SOURCE DATA section start

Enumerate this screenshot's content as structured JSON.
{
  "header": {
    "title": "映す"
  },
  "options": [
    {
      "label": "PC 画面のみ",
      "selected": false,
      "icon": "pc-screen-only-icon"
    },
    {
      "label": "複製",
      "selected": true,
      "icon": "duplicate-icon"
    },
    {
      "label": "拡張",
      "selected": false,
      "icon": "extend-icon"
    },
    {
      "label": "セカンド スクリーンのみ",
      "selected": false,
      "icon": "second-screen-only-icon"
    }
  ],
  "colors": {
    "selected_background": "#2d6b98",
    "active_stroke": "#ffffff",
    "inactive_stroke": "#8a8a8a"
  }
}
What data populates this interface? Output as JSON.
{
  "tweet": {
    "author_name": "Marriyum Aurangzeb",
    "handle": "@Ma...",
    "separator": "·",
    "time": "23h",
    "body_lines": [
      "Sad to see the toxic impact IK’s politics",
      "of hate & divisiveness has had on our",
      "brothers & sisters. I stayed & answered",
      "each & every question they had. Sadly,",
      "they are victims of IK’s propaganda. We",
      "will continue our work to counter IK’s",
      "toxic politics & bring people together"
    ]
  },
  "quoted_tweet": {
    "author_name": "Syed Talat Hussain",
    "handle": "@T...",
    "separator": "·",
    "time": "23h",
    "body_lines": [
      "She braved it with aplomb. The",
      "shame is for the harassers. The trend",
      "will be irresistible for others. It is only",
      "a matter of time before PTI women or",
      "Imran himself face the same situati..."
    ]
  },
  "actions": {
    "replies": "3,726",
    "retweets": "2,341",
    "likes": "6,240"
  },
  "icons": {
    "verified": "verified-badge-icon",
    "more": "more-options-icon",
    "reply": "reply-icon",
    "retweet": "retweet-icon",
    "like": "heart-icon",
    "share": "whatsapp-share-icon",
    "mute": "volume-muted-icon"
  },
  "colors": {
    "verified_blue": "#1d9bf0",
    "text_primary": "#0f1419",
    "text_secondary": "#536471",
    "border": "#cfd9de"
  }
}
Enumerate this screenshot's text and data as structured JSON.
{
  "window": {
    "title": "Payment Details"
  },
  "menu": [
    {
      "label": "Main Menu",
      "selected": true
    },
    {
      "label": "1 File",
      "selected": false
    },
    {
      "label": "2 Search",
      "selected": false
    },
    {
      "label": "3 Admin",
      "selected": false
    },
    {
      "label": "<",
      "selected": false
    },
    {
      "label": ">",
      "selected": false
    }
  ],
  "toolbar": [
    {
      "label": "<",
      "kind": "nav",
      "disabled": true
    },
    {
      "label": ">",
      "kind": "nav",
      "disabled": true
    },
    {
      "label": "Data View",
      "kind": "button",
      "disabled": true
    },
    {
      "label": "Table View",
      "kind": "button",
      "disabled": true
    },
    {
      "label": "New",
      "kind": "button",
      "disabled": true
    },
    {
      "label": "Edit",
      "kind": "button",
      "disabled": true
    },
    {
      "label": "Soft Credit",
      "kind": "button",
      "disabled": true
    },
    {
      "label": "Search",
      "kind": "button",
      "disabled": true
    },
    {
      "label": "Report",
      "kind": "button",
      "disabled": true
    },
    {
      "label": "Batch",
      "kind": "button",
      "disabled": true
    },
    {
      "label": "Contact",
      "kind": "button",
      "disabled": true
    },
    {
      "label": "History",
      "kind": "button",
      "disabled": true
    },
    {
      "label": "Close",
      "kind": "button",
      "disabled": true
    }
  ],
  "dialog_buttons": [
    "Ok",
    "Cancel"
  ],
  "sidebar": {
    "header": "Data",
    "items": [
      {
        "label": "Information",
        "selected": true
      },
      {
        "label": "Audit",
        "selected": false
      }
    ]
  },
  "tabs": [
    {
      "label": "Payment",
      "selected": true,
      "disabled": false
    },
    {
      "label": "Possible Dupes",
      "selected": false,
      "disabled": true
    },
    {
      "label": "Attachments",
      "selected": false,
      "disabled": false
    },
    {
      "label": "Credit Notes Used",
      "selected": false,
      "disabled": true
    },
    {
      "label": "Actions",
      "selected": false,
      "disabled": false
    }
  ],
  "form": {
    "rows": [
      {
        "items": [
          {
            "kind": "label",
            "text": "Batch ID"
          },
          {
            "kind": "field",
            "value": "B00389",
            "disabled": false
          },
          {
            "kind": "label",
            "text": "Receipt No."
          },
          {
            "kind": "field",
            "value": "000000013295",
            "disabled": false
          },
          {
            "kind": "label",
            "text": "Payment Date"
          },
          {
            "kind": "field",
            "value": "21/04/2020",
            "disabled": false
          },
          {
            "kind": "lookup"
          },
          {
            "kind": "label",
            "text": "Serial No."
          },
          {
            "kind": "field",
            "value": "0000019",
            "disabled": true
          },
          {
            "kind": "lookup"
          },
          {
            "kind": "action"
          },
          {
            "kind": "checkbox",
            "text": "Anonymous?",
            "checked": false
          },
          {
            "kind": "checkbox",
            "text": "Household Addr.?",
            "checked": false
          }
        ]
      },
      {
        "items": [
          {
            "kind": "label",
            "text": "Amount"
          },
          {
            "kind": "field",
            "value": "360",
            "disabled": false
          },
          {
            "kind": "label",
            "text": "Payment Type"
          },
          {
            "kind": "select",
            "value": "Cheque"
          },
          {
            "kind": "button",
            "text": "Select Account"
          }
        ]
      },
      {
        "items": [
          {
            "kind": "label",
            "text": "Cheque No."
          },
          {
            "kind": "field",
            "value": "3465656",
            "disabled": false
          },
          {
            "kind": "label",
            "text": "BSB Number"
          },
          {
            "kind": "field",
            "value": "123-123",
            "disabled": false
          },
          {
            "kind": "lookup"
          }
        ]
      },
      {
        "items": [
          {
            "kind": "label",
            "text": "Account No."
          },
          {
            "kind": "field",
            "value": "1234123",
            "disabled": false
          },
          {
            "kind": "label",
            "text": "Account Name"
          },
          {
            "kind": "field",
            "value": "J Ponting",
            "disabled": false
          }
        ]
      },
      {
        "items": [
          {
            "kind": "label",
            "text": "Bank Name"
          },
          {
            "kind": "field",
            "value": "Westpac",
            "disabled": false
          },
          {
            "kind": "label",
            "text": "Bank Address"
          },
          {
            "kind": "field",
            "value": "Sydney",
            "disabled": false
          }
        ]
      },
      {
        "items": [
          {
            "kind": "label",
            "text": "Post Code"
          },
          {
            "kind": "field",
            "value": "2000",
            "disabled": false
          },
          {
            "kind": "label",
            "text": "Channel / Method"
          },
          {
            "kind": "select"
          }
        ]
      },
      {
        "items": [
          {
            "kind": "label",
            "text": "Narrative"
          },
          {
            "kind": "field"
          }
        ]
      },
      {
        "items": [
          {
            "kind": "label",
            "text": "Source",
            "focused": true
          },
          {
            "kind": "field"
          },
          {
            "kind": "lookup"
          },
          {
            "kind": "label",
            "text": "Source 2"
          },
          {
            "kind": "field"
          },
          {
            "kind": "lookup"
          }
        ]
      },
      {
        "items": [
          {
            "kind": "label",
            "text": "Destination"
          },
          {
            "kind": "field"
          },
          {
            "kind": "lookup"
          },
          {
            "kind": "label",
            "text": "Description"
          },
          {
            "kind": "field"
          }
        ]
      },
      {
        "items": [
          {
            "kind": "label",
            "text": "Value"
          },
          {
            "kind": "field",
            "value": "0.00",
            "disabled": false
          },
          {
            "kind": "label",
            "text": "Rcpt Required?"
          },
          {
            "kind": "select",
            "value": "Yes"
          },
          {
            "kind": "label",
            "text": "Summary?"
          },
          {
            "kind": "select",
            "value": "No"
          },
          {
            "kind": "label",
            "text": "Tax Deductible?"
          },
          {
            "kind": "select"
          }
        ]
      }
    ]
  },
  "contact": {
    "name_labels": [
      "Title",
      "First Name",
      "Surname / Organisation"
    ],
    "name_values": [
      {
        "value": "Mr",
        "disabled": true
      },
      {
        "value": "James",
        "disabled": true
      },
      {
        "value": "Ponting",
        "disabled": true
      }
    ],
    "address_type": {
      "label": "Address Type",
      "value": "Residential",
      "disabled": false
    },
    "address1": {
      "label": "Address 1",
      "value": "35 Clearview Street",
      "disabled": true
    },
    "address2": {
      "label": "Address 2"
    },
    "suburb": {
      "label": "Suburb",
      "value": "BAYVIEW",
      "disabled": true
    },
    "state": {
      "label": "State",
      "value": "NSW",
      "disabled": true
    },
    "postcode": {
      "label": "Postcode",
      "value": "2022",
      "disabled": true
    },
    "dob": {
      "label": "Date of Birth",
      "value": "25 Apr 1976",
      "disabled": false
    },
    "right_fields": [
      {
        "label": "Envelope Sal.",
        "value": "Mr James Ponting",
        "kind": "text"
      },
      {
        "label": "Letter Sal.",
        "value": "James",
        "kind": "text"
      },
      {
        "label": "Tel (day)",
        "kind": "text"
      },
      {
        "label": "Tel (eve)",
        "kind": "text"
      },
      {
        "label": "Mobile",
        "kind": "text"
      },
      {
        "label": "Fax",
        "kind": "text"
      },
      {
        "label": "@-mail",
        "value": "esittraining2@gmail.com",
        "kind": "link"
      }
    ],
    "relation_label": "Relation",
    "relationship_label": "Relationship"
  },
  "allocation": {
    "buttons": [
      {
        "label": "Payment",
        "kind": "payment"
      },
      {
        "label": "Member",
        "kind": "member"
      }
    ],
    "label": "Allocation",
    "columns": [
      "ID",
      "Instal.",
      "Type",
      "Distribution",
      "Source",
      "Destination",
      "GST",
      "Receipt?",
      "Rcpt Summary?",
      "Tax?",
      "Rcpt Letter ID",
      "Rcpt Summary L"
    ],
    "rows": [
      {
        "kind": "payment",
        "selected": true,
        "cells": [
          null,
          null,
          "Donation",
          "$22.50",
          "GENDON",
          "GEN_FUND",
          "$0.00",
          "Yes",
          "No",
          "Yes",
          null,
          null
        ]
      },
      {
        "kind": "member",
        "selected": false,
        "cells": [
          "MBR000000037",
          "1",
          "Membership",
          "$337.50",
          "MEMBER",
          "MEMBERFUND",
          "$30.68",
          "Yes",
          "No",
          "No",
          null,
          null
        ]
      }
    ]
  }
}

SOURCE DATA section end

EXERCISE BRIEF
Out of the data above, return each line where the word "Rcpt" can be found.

SOLUTION FOR THIS TASK
            "text": "Rcpt Required?"
      "Rcpt Summary?",
      "Rcpt Letter ID",
      "Rcpt Summary L"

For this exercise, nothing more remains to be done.